If your children think money grows on trees, then make saving money a game. You may get some push back at first, but as they realize how much fun saving can be, you may have to tell them its okay to spend some money!
Watch the Money Add Up. Display a picture of the prized purchase next to a drawing of an empty thermometer and have your child color it in as they earn and save. He will be able to see how much he has saved and how much closer he is to his savings goal.
Encourage children to save by contributing to their savings. When they are little you can contribute dollar for dollar, but as they get older matching 50 percent of their savings may be enough encouragement to help them reach their savings goals. If there is a big purchase he's been desperately saving for, surprise him by splitting the cost at the register and have him deposit the other half into savings.
Create a wish list with your children to help them prioritize the need for stuff. It's also helpful around birthdays and holidays when family members are looking to give. Perhaps grandma can buy or contribute to the big picture gift instead of giving a bunch of smaller gifts.
Sit down as a family and talk about how money comes into the house. Let your children talk, then explain how you must pay bills, buy gas, food, clothes, toys, etc. Put a jar in the family room, encourage all family members to drop loose change into it and when the jar gets filled up choose a fun family activity that you can all do together.
Eliminate the need for I want it now! Depending on the monetary value of the purchase, set a time frame for getting it. For example, if the item costs $10 wait 3 days, $20 wait a week, $50 two weeks, $100 or more a month. That way either your child will have real incentive to earn and save his money for said item, or he'll forget he ever wanted it.
Encouraging savings when your children are young will teach them to be good stewards of money later on in life.

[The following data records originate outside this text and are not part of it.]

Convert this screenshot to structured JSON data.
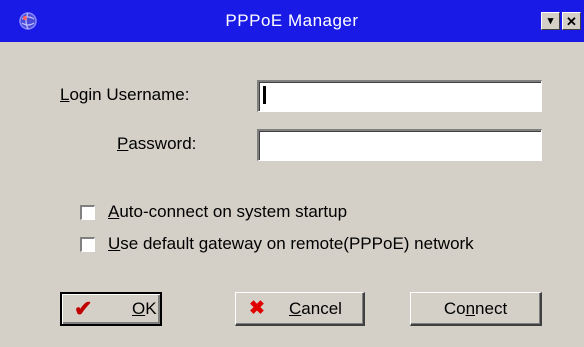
{
  "window": {
    "title": "PPPoE Manager",
    "titlebar_color": "#1a1ae6",
    "icon": "app-globe-icon",
    "menu_button_glyph": "▾",
    "close_button_glyph": "✕"
  },
  "form": {
    "username": {
      "label_prefix": "",
      "label_mnemonic": "L",
      "label_rest": "ogin Username:",
      "value": ""
    },
    "password": {
      "label_prefix": "",
      "label_mnemonic": "P",
      "label_rest": "assword:",
      "value": ""
    },
    "options": [
      {
        "label_mnemonic": "A",
        "label_rest": "uto-connect on system startup",
        "checked": false
      },
      {
        "label_mnemonic": "U",
        "label_rest": "se default gateway on remote(PPPoE) network",
        "checked": false
      }
    ]
  },
  "buttons": {
    "ok": {
      "icon": "checkmark-icon",
      "icon_glyph": "✔",
      "icon_color": "#c00000",
      "label_mnemonic": "O",
      "label_rest": "K"
    },
    "cancel": {
      "icon": "x-mark-icon",
      "icon_glyph": "✖",
      "icon_color": "#e00000",
      "label_mnemonic": "C",
      "label_rest": "ancel"
    },
    "connect": {
      "label_prefix": "Co",
      "label_mnemonic": "n",
      "label_rest": "nect"
    }
  }
}
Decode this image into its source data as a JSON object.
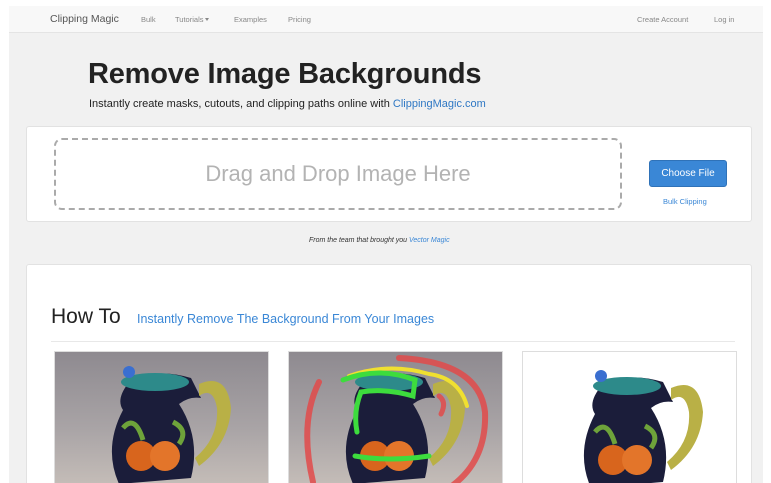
{
  "navbar": {
    "brand": "Clipping Magic",
    "links": {
      "bulk": "Bulk",
      "tutorials": "Tutorials",
      "examples": "Examples",
      "pricing": "Pricing",
      "create_account": "Create Account",
      "login": "Log in"
    }
  },
  "hero": {
    "title": "Remove Image Backgrounds",
    "subtitle": "Instantly create masks, cutouts, and clipping paths online with ",
    "subtitle_link": "ClippingMagic.com"
  },
  "upload": {
    "drop_text": "Drag and Drop Image Here",
    "choose_button": "Choose File",
    "bulk_link": "Bulk Clipping"
  },
  "team": {
    "text": "From the team that brought you ",
    "link": "Vector Magic"
  },
  "howto": {
    "title": "How To",
    "subtitle": "Instantly Remove The Background From Your Images"
  },
  "colors": {
    "accent": "#3a87d6",
    "link": "#2f78c4",
    "markup_red": "#e24a4a",
    "markup_green": "#3ddc3d",
    "markup_yellow": "#f0e030"
  }
}
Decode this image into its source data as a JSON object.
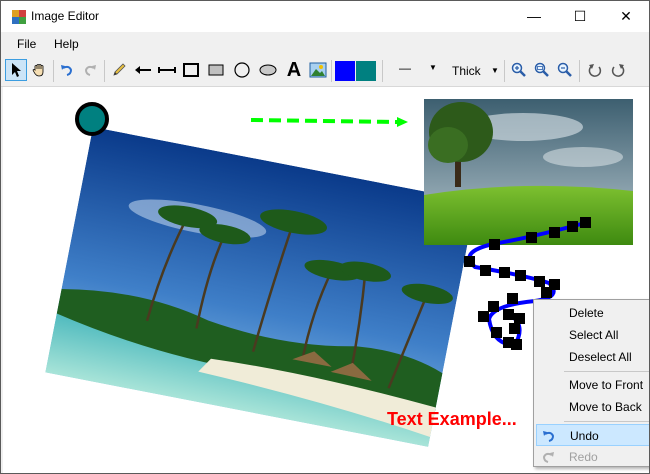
{
  "window": {
    "title": "Image Editor",
    "minimize_glyph": "—",
    "maximize_glyph": "☐",
    "close_glyph": "✕"
  },
  "menu": {
    "file": "File",
    "help": "Help"
  },
  "toolbar": {
    "line_style": "—",
    "thickness": "Thick",
    "fill_color": "#0000ff",
    "stroke_color": "#008080",
    "text_tool_glyph": "A",
    "icons": [
      "pointer-icon",
      "hand-icon",
      "undo-icon",
      "redo-icon",
      "pencil-icon",
      "arrow-icon",
      "line-icon",
      "rectangle-icon",
      "filled-rectangle-icon",
      "circle-icon",
      "ellipse-icon",
      "text-icon",
      "image-icon",
      "zoom-in-icon",
      "zoom-actual-icon",
      "zoom-out-icon",
      "rotate-left-icon",
      "rotate-right-icon"
    ]
  },
  "canvas": {
    "text_example": "Text Example...",
    "text_color": "#ff0000",
    "arrow_color": "#00ff00",
    "curve_color": "#0000ff",
    "circle_fill": "#008080"
  },
  "context_menu": {
    "items": [
      {
        "label": "Delete"
      },
      {
        "label": "Select All"
      },
      {
        "label": "Deselect All"
      },
      {
        "label": "Move to Front"
      },
      {
        "label": "Move to Back"
      },
      {
        "label": "Undo",
        "highlighted": true
      },
      {
        "label": "Redo",
        "disabled": true
      }
    ]
  }
}
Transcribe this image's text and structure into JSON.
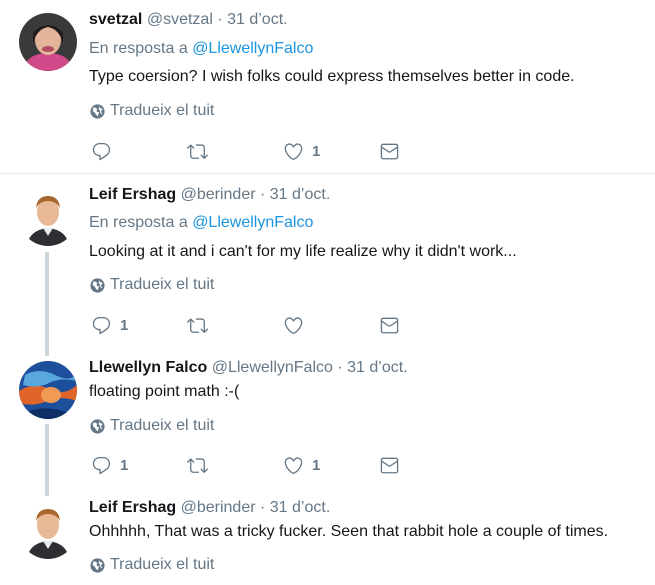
{
  "tweets": [
    {
      "name": "svetzal",
      "handle": "@svetzal",
      "dot": "·",
      "date": "31 d’oct.",
      "reply_prefix": "En resposta a",
      "reply_to": "@LlewellynFalco",
      "text": "Type coersion? I wish folks could express themselves better in code.",
      "translate": "Tradueix el tuit",
      "replies": "",
      "retweets": "",
      "likes": "1"
    },
    {
      "name": "Leif Ershag",
      "handle": "@berinder",
      "dot": "·",
      "date": "31 d’oct.",
      "reply_prefix": "En resposta a",
      "reply_to": "@LlewellynFalco",
      "text": "Looking at it and i can't for my life realize why it didn't work...",
      "translate": "Tradueix el tuit",
      "replies": "1",
      "retweets": "",
      "likes": ""
    },
    {
      "name": "Llewellyn Falco",
      "handle": "@LlewellynFalco",
      "dot": "·",
      "date": "31 d’oct.",
      "text": "floating point math :-(",
      "translate": "Tradueix el tuit",
      "replies": "1",
      "retweets": "",
      "likes": "1"
    },
    {
      "name": "Leif Ershag",
      "handle": "@berinder",
      "dot": "·",
      "date": "31 d’oct.",
      "text": "Ohhhhh, That was a tricky fucker. Seen that rabbit hole a couple of times.",
      "translate": "Tradueix el tuit"
    }
  ],
  "icons": {
    "reply": "reply-icon",
    "retweet": "retweet-icon",
    "like": "heart-icon",
    "dm": "envelope-icon",
    "translate": "globe-icon"
  },
  "colors": {
    "link": "#1b95e0",
    "muted": "#657786",
    "thread_line": "#ccd6dd"
  }
}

Nikki Ducas is a Fredericksburg mom to an active 4-year-old. She is always thinking about economics and uses her time with her son as teachable moments.